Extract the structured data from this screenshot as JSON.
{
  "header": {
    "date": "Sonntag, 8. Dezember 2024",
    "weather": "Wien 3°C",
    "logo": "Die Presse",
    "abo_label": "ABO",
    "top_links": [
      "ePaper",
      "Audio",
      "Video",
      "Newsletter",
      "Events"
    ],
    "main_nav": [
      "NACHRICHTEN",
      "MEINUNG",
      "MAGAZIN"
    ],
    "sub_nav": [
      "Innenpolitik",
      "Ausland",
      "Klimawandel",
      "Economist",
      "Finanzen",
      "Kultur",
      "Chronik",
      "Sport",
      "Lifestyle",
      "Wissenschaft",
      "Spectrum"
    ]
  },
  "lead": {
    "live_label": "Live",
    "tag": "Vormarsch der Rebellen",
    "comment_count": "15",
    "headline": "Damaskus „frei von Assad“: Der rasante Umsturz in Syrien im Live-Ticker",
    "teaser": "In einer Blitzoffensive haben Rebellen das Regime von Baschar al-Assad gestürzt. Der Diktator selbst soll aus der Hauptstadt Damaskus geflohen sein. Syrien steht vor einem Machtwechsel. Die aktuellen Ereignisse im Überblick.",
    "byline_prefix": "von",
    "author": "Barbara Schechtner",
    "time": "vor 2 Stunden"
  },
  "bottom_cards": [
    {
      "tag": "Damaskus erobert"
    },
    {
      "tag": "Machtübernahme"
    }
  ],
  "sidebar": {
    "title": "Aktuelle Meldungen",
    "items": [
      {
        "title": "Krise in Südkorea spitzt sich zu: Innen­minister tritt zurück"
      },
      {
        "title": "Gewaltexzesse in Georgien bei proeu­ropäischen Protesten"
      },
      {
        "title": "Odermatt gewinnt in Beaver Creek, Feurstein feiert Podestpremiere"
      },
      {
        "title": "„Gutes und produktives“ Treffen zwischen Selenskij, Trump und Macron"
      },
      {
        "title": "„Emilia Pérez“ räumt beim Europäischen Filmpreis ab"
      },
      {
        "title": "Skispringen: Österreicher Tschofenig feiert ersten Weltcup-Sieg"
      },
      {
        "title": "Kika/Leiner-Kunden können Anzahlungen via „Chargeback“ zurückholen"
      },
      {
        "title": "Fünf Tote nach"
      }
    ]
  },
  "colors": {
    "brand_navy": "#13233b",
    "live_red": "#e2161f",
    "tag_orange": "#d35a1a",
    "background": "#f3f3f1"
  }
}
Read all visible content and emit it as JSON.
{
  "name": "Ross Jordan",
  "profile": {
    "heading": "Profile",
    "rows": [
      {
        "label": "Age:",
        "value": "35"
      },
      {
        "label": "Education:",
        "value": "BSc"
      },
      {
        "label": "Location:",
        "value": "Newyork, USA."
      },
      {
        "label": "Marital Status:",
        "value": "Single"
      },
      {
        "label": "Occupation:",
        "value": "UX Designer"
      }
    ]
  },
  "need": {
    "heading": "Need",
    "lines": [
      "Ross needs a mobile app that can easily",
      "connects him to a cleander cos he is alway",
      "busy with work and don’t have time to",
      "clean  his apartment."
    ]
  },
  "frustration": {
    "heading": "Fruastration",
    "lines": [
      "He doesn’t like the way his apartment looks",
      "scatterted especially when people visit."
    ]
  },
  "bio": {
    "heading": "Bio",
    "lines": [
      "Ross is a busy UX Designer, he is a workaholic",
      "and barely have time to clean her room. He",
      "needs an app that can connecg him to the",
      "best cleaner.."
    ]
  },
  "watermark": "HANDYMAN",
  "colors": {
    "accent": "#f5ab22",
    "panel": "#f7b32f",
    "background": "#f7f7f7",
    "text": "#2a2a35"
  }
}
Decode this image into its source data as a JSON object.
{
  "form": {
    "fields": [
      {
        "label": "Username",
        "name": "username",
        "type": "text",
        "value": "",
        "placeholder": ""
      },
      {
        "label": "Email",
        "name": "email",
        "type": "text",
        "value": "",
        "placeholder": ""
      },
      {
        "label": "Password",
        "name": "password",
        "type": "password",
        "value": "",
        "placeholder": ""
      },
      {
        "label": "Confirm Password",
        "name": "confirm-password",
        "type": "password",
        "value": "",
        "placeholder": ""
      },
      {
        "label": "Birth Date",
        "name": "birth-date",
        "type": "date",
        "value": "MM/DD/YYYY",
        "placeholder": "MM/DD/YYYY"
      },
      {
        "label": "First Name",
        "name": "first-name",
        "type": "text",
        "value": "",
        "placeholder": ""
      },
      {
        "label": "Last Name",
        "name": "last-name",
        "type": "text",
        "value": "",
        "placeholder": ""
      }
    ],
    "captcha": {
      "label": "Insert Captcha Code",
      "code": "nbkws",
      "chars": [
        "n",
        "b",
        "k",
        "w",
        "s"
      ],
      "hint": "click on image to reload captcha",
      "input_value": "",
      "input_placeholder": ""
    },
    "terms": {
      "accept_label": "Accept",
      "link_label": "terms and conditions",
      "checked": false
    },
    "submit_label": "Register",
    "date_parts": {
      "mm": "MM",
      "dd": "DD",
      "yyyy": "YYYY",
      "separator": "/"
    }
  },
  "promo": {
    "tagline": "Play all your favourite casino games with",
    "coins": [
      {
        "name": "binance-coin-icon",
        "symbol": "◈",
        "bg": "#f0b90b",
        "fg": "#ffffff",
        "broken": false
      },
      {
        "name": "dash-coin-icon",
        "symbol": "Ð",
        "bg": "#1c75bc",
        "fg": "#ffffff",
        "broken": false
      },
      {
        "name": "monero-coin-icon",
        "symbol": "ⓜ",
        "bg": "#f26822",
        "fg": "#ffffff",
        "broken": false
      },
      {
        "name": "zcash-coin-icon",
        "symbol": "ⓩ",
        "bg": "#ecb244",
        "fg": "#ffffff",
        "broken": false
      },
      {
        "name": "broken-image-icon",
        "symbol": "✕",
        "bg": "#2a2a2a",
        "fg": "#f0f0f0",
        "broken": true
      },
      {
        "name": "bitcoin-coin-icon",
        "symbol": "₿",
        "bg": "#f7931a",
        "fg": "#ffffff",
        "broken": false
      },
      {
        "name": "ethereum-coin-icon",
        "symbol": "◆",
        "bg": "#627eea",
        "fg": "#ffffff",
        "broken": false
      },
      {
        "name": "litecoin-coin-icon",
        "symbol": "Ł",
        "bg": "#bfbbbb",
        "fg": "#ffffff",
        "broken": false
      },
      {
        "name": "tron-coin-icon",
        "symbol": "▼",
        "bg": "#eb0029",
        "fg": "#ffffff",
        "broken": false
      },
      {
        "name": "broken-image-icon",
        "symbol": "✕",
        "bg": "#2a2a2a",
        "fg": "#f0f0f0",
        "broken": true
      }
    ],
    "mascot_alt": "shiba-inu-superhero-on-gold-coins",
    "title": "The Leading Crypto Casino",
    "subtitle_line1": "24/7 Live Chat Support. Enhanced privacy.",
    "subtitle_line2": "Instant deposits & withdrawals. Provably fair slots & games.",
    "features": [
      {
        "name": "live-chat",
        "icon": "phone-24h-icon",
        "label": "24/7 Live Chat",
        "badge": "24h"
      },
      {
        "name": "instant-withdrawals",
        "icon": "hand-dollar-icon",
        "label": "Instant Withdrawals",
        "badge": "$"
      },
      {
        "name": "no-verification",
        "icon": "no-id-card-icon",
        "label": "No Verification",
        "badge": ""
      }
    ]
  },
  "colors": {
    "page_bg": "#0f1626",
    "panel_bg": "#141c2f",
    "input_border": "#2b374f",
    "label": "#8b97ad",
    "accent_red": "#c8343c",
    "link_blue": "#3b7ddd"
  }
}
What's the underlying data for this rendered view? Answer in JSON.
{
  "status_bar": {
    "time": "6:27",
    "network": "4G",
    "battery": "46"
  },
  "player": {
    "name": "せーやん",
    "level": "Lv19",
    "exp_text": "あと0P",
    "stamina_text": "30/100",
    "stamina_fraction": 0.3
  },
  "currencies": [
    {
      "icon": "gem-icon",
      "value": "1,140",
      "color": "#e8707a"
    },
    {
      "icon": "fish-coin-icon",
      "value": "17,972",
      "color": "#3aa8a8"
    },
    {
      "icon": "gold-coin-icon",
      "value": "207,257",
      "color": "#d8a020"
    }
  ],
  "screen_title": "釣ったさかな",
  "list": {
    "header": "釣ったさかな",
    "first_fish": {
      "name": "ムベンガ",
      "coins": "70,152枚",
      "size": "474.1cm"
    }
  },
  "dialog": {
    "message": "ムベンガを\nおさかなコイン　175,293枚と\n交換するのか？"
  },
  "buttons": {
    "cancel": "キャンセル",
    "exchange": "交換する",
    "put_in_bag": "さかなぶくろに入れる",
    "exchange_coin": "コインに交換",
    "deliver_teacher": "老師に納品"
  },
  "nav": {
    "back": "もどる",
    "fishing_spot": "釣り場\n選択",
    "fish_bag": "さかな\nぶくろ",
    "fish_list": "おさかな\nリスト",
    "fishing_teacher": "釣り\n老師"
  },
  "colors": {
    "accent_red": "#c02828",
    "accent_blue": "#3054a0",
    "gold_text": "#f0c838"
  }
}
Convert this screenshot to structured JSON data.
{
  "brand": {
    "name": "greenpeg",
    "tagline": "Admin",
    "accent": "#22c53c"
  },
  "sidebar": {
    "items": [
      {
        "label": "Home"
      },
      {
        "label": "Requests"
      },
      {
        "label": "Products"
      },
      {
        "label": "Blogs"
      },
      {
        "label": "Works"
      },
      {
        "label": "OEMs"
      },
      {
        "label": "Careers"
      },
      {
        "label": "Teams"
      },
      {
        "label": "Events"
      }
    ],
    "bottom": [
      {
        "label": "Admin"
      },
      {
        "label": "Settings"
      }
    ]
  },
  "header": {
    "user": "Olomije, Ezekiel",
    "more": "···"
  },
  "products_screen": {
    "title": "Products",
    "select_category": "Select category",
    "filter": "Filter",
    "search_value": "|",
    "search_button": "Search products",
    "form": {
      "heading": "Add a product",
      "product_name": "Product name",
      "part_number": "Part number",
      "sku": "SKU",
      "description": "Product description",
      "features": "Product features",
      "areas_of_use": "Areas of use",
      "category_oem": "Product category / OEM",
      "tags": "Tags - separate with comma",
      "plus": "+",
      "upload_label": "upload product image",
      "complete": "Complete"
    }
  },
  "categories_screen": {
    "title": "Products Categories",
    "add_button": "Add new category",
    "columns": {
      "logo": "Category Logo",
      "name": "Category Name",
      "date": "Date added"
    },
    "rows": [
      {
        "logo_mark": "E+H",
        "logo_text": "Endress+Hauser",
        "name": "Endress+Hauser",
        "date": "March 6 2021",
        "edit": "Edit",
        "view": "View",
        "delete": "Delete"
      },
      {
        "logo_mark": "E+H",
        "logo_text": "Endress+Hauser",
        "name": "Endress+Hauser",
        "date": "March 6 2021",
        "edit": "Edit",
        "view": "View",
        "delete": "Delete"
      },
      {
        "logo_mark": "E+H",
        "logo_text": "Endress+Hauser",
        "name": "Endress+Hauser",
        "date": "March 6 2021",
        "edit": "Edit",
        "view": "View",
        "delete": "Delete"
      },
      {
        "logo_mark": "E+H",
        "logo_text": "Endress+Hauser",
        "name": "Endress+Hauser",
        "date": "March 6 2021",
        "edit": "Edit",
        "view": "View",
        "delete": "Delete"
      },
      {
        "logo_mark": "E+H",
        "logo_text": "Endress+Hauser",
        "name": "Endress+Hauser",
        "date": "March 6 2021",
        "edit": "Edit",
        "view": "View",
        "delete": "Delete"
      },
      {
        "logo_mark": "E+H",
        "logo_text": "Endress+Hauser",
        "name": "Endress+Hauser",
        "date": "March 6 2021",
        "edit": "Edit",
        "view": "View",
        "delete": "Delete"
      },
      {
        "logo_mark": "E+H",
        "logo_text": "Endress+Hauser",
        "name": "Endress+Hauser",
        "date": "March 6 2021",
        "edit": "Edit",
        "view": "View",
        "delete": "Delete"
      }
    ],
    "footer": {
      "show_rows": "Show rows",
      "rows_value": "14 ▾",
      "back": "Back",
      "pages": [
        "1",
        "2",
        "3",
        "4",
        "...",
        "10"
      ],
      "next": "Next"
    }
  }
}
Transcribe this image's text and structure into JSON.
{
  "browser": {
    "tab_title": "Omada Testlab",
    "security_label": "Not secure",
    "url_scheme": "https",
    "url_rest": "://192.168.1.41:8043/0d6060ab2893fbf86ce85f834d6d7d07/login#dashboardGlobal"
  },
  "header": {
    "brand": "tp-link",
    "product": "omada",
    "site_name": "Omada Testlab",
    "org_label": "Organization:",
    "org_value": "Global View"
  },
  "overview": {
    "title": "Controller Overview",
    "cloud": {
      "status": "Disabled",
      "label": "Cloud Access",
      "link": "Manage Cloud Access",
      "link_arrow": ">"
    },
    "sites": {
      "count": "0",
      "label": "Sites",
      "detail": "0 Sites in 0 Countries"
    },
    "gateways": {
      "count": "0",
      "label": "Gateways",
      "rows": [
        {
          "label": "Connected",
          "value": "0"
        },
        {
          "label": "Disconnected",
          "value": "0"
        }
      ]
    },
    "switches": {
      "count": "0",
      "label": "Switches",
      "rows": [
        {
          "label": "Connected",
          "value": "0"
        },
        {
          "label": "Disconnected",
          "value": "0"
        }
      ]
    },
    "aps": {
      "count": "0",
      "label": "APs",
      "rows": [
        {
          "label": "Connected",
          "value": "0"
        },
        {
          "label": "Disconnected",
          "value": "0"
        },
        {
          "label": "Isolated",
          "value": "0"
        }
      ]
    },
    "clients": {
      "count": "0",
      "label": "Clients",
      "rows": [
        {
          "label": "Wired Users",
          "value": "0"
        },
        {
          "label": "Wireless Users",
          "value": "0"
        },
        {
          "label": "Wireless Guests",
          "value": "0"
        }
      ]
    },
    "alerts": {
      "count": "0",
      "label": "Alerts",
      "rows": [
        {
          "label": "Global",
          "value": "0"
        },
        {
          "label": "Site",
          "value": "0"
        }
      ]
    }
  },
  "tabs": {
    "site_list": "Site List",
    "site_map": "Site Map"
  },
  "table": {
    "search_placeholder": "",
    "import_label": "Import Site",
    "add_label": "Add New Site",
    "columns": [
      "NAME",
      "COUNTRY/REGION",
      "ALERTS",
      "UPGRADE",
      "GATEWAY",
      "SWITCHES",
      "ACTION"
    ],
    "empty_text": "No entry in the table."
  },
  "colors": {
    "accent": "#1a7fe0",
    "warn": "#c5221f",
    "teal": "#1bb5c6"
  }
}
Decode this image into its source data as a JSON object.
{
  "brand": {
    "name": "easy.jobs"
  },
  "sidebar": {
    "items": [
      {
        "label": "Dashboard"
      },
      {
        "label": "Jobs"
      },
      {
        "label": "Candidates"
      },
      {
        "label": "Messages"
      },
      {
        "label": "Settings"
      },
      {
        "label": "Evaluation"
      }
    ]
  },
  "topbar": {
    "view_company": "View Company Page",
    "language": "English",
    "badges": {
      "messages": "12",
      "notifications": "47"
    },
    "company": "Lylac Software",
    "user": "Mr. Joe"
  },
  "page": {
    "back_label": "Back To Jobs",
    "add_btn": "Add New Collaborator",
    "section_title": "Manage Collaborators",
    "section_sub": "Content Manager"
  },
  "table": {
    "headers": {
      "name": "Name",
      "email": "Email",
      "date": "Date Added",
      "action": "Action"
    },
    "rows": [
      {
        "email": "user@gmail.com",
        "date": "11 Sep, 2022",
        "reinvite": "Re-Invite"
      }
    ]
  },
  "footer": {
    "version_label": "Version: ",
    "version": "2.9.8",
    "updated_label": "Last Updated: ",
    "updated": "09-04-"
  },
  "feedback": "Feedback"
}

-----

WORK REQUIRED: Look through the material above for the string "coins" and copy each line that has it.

OUTPUT:
    "coins": [
    "mascot_alt": "shiba-inu-superhero-on-gold-coins",
      "coins": "70,152枚",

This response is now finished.